Repeat each record exactly, skipping the pictures.

■ ■ ■ ■

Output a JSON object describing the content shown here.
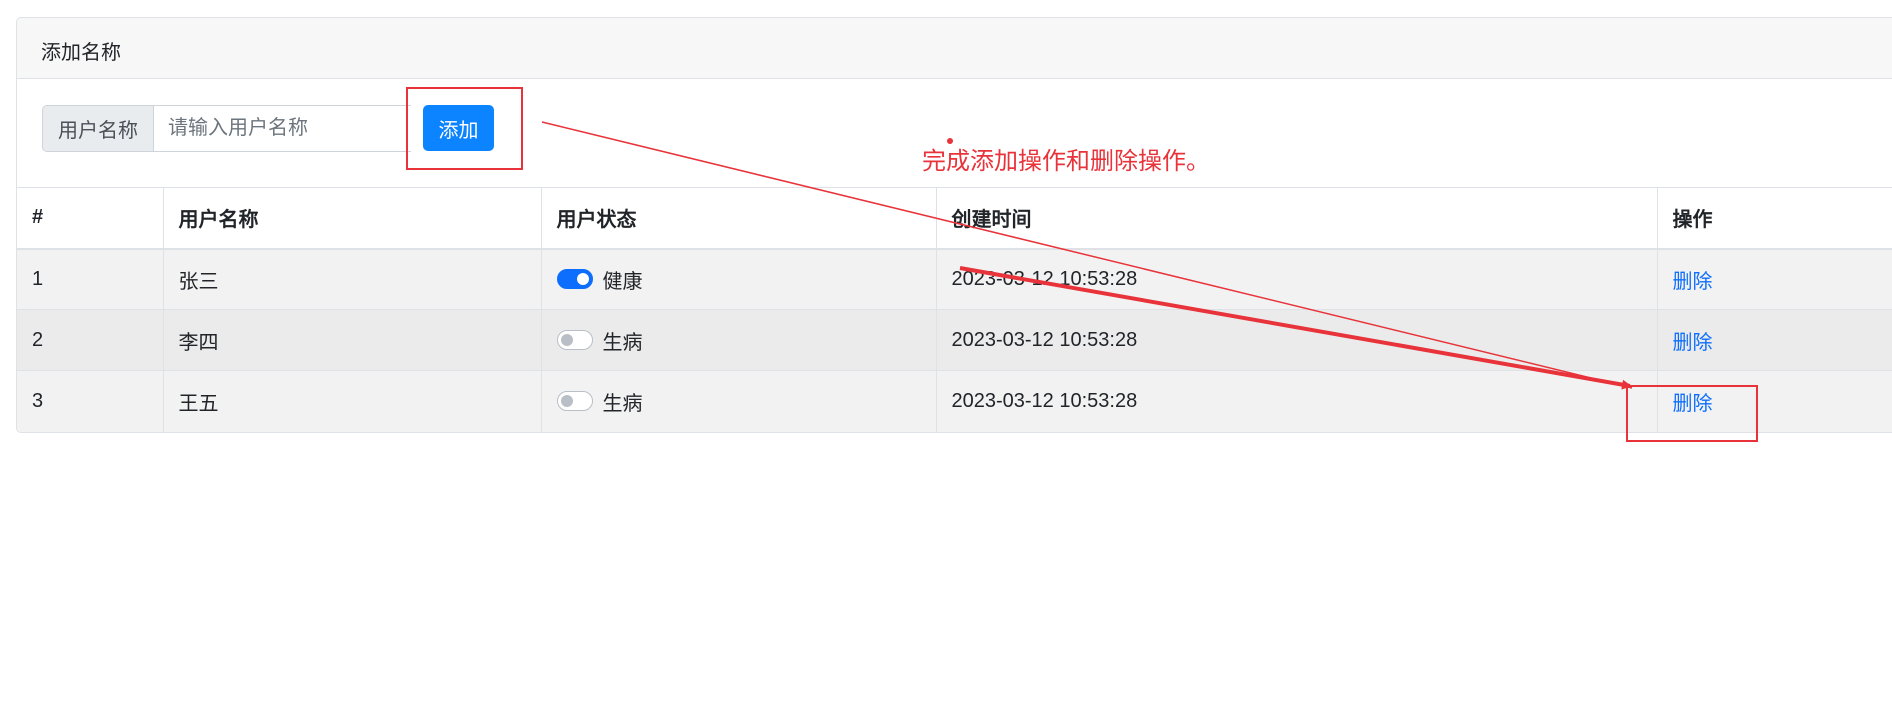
{
  "card": {
    "header_title": "添加名称"
  },
  "form": {
    "prefix_label": "用户名称",
    "input_value": "",
    "input_placeholder": "请输入用户名称",
    "add_label": "添加"
  },
  "table": {
    "headers": [
      "#",
      "用户名称",
      "用户状态",
      "创建时间",
      "操作"
    ],
    "rows": [
      {
        "id": "1",
        "name": "张三",
        "status_on": true,
        "status_label": "健康",
        "created": "2023-03-12 10:53:28",
        "action": "删除"
      },
      {
        "id": "2",
        "name": "李四",
        "status_on": false,
        "status_label": "生病",
        "created": "2023-03-12 10:53:28",
        "action": "删除"
      },
      {
        "id": "3",
        "name": "王五",
        "status_on": false,
        "status_label": "生病",
        "created": "2023-03-12 10:53:28",
        "action": "删除"
      }
    ]
  },
  "annotation": {
    "note": "完成添加操作和删除操作。",
    "color": "#e8333a"
  },
  "colors": {
    "primary": "#0d84ff",
    "switch_on": "#0d6efd",
    "link": "#0d6efd"
  }
}
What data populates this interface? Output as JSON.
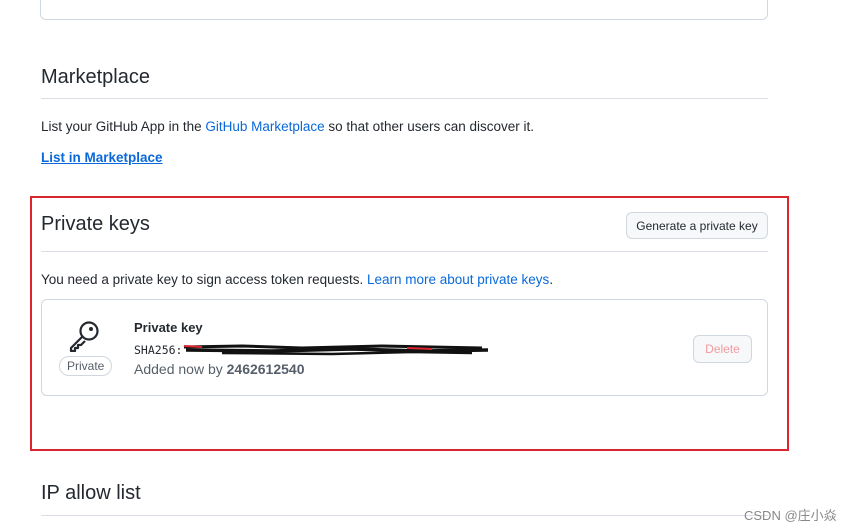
{
  "marketplace": {
    "title": "Marketplace",
    "desc_prefix": "List your GitHub App in the ",
    "desc_link": "GitHub Marketplace",
    "desc_suffix": " so that other users can discover it.",
    "list_link": "List in Marketplace"
  },
  "private_keys": {
    "title": "Private keys",
    "generate_button": "Generate a private key",
    "desc_prefix": "You need a private key to sign access token requests. ",
    "desc_link": "Learn more about private keys",
    "desc_suffix": ".",
    "key": {
      "icon": "key-icon",
      "badge": "Private",
      "name": "Private key",
      "sha_prefix": "SHA256:",
      "added_prefix": "Added now by ",
      "added_by": "2462612540",
      "delete_button": "Delete"
    }
  },
  "ip_allow_list": {
    "title": "IP allow list"
  },
  "watermark": "CSDN @庄小焱",
  "colors": {
    "link": "#0969da",
    "highlight_border": "#d9262f",
    "delete_text": "#f39a9f"
  }
}
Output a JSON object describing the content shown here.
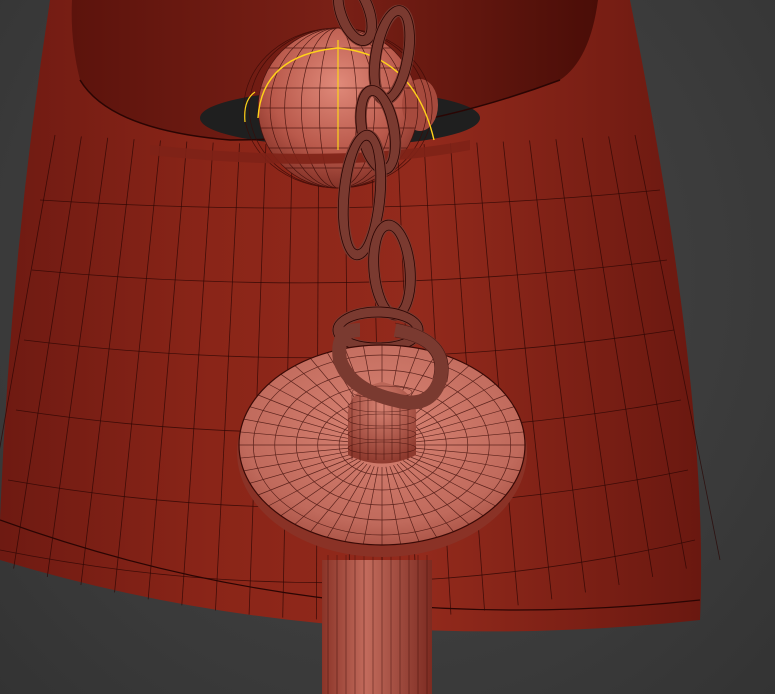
{
  "viewport": {
    "mode": "wireframe-on-shaded",
    "background_color": "#3d3d3d"
  },
  "colors": {
    "shade_outer": "#7a1f15",
    "shade_mid": "#8c261a",
    "shade_inner": "#4f0e08",
    "wire": "#2a0503",
    "body_light": "#d07466",
    "body_mid": "#b3574a",
    "body_dark": "#7d2c22",
    "chain": "#7a3a30",
    "selection": "#ffd21a"
  },
  "objects": [
    {
      "name": "lamp-shade",
      "icon": "cone-icon"
    },
    {
      "name": "bulb-sphere",
      "icon": "sphere-icon",
      "selected": true
    },
    {
      "name": "chain-links",
      "icon": "chain-icon"
    },
    {
      "name": "canopy-disc",
      "icon": "disc-icon"
    },
    {
      "name": "stem-pole",
      "icon": "cylinder-icon"
    }
  ]
}
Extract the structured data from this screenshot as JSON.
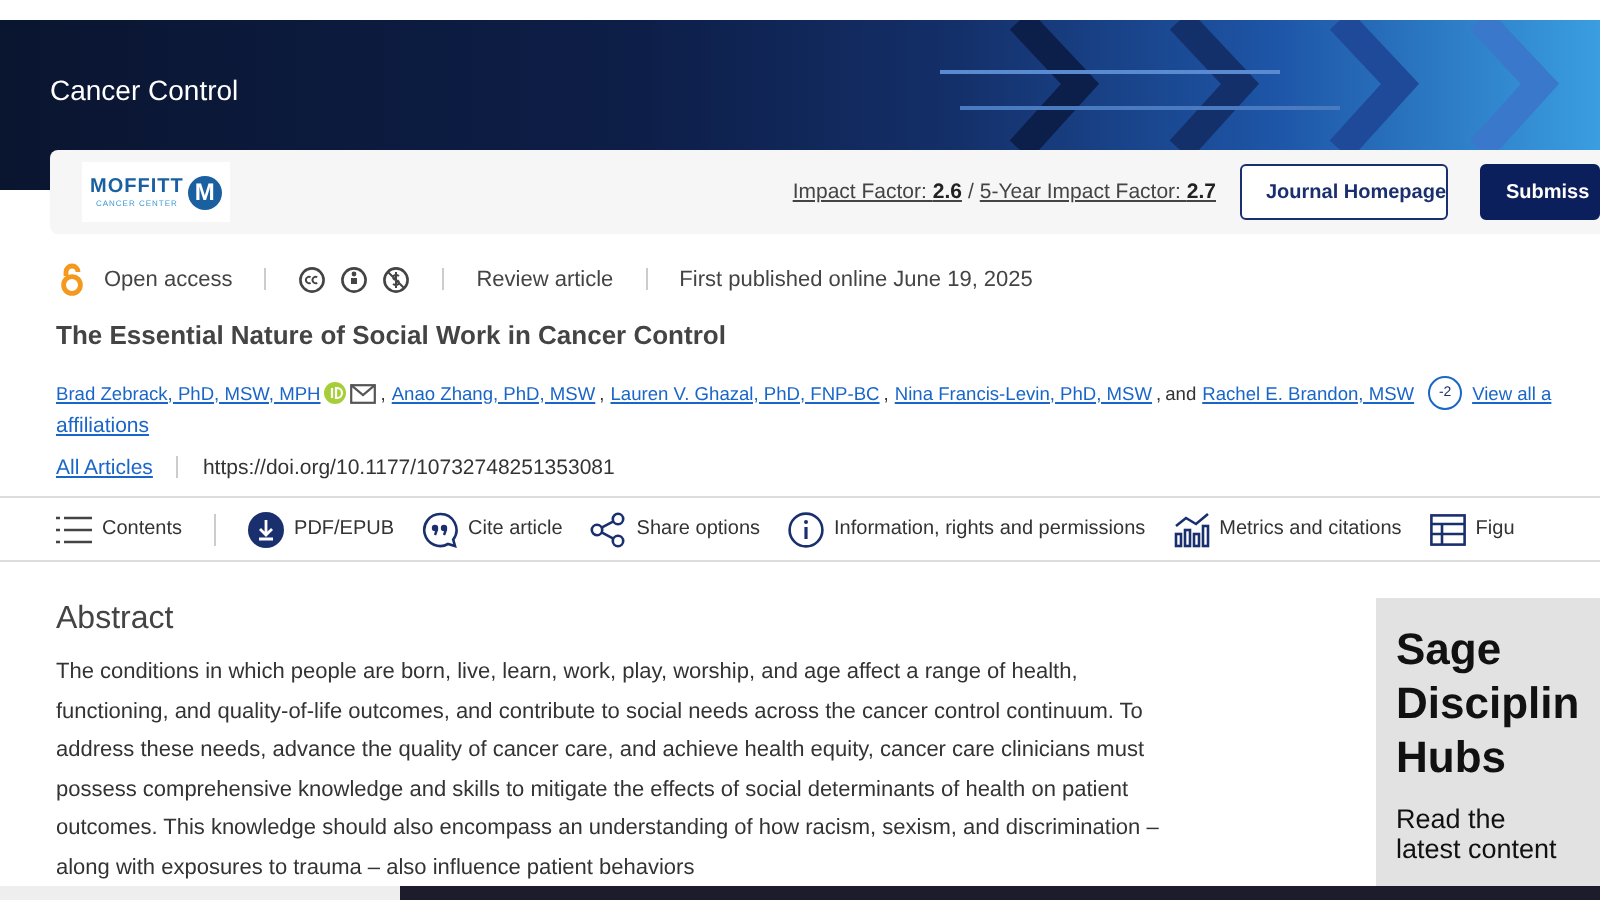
{
  "banner": {
    "journal_title": "Cancer Control"
  },
  "header": {
    "logo": {
      "name": "MOFFITT",
      "subtitle": "CANCER CENTER",
      "letter": "M"
    },
    "impact_links": [
      "Impact Factor: **2.6**",
      "5-Year Impact Factor: **2.7**"
    ],
    "impact_separator": "/",
    "buttons": [
      {
        "label": "Journal Homepage",
        "kind": "outline"
      },
      {
        "label": "Submiss",
        "kind": "filled"
      }
    ]
  },
  "meta": {
    "access": "Open access",
    "article_type": "Review article",
    "published": "First published online June 19, 2025"
  },
  "article": {
    "title": "The Essential Nature of Social Work in Cancer Control",
    "authors": [
      {
        "name": "Brad Zebrack, PhD, MSW, MPH",
        "orcid": true,
        "email": true
      },
      {
        "name": "Anao Zhang, PhD, MSW",
        "orcid": false,
        "email": false
      },
      {
        "name": "Lauren V. Ghazal, PhD, FNP-BC",
        "orcid": false,
        "email": false
      },
      {
        "name": "Nina Francis-Levin, PhD, MSW",
        "orcid": false,
        "email": false
      },
      {
        "name": "Rachel E. Brandon, MSW",
        "orcid": false,
        "email": false
      }
    ],
    "separator": ",",
    "conjunction": "and",
    "more_count": "-2",
    "view_all": "View all a",
    "affiliations": "affiliations",
    "all_articles": "All Articles",
    "doi": "https://doi.org/10.1177/10732748251353081"
  },
  "toolbar": [
    {
      "label": "Contents"
    },
    {
      "label": "PDF/EPUB"
    },
    {
      "label": "Cite article"
    },
    {
      "label": "Share options"
    },
    {
      "label": "Information, rights and permissions"
    },
    {
      "label": "Metrics and citations"
    },
    {
      "label": "Figu"
    }
  ],
  "abstract": {
    "heading": "Abstract",
    "text": "The conditions in which people are born, live, learn, work, play, worship, and age affect a range of health, functioning, and quality-of-life outcomes, and contribute to social needs across the cancer control continuum. To address these needs, advance the quality of cancer care, and achieve health equity, cancer care clinicians must possess comprehensive knowledge and skills to mitigate the effects of social determinants of health on patient outcomes. This knowledge should also encompass an understanding of how racism, sexism, and discrimination – along with exposures to trauma – also influence patient behaviors"
  },
  "sidebar_ad": {
    "heading": [
      "Sage",
      "Disciplin",
      "Hubs"
    ],
    "subtitle": "Read the latest content"
  }
}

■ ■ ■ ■

- Expected answer:
Output a JSON object describing the content shown here.
{
  "card": {
    "header_title": "添加名称"
  },
  "form": {
    "prefix_label": "用户名称",
    "input_value": "",
    "input_placeholder": "请输入用户名称",
    "add_label": "添加"
  },
  "table": {
    "headers": [
      "#",
      "用户名称",
      "用户状态",
      "创建时间",
      "操作"
    ],
    "rows": [
      {
        "id": "1",
        "name": "张三",
        "status_on": true,
        "status_label": "健康",
        "created": "2023-03-12 10:53:28",
        "action": "删除"
      },
      {
        "id": "2",
        "name": "李四",
        "status_on": false,
        "status_label": "生病",
        "created": "2023-03-12 10:53:28",
        "action": "删除"
      },
      {
        "id": "3",
        "name": "王五",
        "status_on": false,
        "status_label": "生病",
        "created": "2023-03-12 10:53:28",
        "action": "删除"
      }
    ]
  },
  "annotation": {
    "note": "完成添加操作和删除操作。",
    "color": "#e8333a"
  },
  "colors": {
    "primary": "#0d84ff",
    "switch_on": "#0d6efd",
    "link": "#0d6efd"
  }
}
What data populates this interface? Output as JSON.
{
  "marketplace": {
    "title": "Marketplace",
    "desc_prefix": "List your GitHub App in the ",
    "desc_link": "GitHub Marketplace",
    "desc_suffix": " so that other users can discover it.",
    "list_link": "List in Marketplace"
  },
  "private_keys": {
    "title": "Private keys",
    "generate_button": "Generate a private key",
    "desc_prefix": "You need a private key to sign access token requests. ",
    "desc_link": "Learn more about private keys",
    "desc_suffix": ".",
    "key": {
      "icon": "key-icon",
      "badge": "Private",
      "name": "Private key",
      "sha_prefix": "SHA256:",
      "added_prefix": "Added now by ",
      "added_by": "2462612540",
      "delete_button": "Delete"
    }
  },
  "ip_allow_list": {
    "title": "IP allow list"
  },
  "watermark": "CSDN @庄小焱",
  "colors": {
    "link": "#0969da",
    "highlight_border": "#d9262f",
    "delete_text": "#f39a9f"
  }
}
Output a JSON object describing the content shown here.
{
  "viewport": {
    "mode": "wireframe-on-shaded",
    "background_color": "#3d3d3d"
  },
  "colors": {
    "shade_outer": "#7a1f15",
    "shade_mid": "#8c261a",
    "shade_inner": "#4f0e08",
    "wire": "#2a0503",
    "body_light": "#d07466",
    "body_mid": "#b3574a",
    "body_dark": "#7d2c22",
    "chain": "#7a3a30",
    "selection": "#ffd21a"
  },
  "objects": [
    {
      "name": "lamp-shade",
      "icon": "cone-icon"
    },
    {
      "name": "bulb-sphere",
      "icon": "sphere-icon",
      "selected": true
    },
    {
      "name": "chain-links",
      "icon": "chain-icon"
    },
    {
      "name": "canopy-disc",
      "icon": "disc-icon"
    },
    {
      "name": "stem-pole",
      "icon": "cylinder-icon"
    }
  ]
}
Extract the structured data from this screenshot as JSON.
{
  "banner": {
    "journal_title": "Cancer Control"
  },
  "header": {
    "logo": {
      "name": "MOFFITT",
      "subtitle": "CANCER CENTER",
      "letter": "M"
    },
    "impact_links": [
      "Impact Factor: **2.6**",
      "5-Year Impact Factor: **2.7**"
    ],
    "impact_separator": "/",
    "buttons": [
      {
        "label": "Journal Homepage",
        "kind": "outline"
      },
      {
        "label": "Submiss",
        "kind": "filled"
      }
    ]
  },
  "meta": {
    "access": "Open access",
    "article_type": "Review article",
    "published": "First published online June 19, 2025"
  },
  "article": {
    "title": "The Essential Nature of Social Work in Cancer Control",
    "authors": [
      {
        "name": "Brad Zebrack, PhD, MSW, MPH",
        "orcid": true,
        "email": true
      },
      {
        "name": "Anao Zhang, PhD, MSW",
        "orcid": false,
        "email": false
      },
      {
        "name": "Lauren V. Ghazal, PhD, FNP-BC",
        "orcid": false,
        "email": false
      },
      {
        "name": "Nina Francis-Levin, PhD, MSW",
        "orcid": false,
        "email": false
      },
      {
        "name": "Rachel E. Brandon, MSW",
        "orcid": false,
        "email": false
      }
    ],
    "separator": ",",
    "conjunction": "and",
    "more_count": "-2",
    "view_all": "View all a",
    "affiliations": "affiliations",
    "all_articles": "All Articles",
    "doi": "https://doi.org/10.1177/10732748251353081"
  },
  "toolbar": [
    {
      "label": "Contents"
    },
    {
      "label": "PDF/EPUB"
    },
    {
      "label": "Cite article"
    },
    {
      "label": "Share options"
    },
    {
      "label": "Information, rights and permissions"
    },
    {
      "label": "Metrics and citations"
    },
    {
      "label": "Figu"
    }
  ],
  "abstract": {
    "heading": "Abstract",
    "text": "The conditions in which people are born, live, learn, work, play, worship, and age affect a range of health, functioning, and quality-of-life outcomes, and contribute to social needs across the cancer control continuum. To address these needs, advance the quality of cancer care, and achieve health equity, cancer care clinicians must possess comprehensive knowledge and skills to mitigate the effects of social determinants of health on patient outcomes. This knowledge should also encompass an understanding of how racism, sexism, and discrimination – along with exposures to trauma – also influence patient behaviors"
  },
  "sidebar_ad": {
    "heading": [
      "Sage",
      "Disciplin",
      "Hubs"
    ],
    "subtitle": "Read the latest content"
  }
}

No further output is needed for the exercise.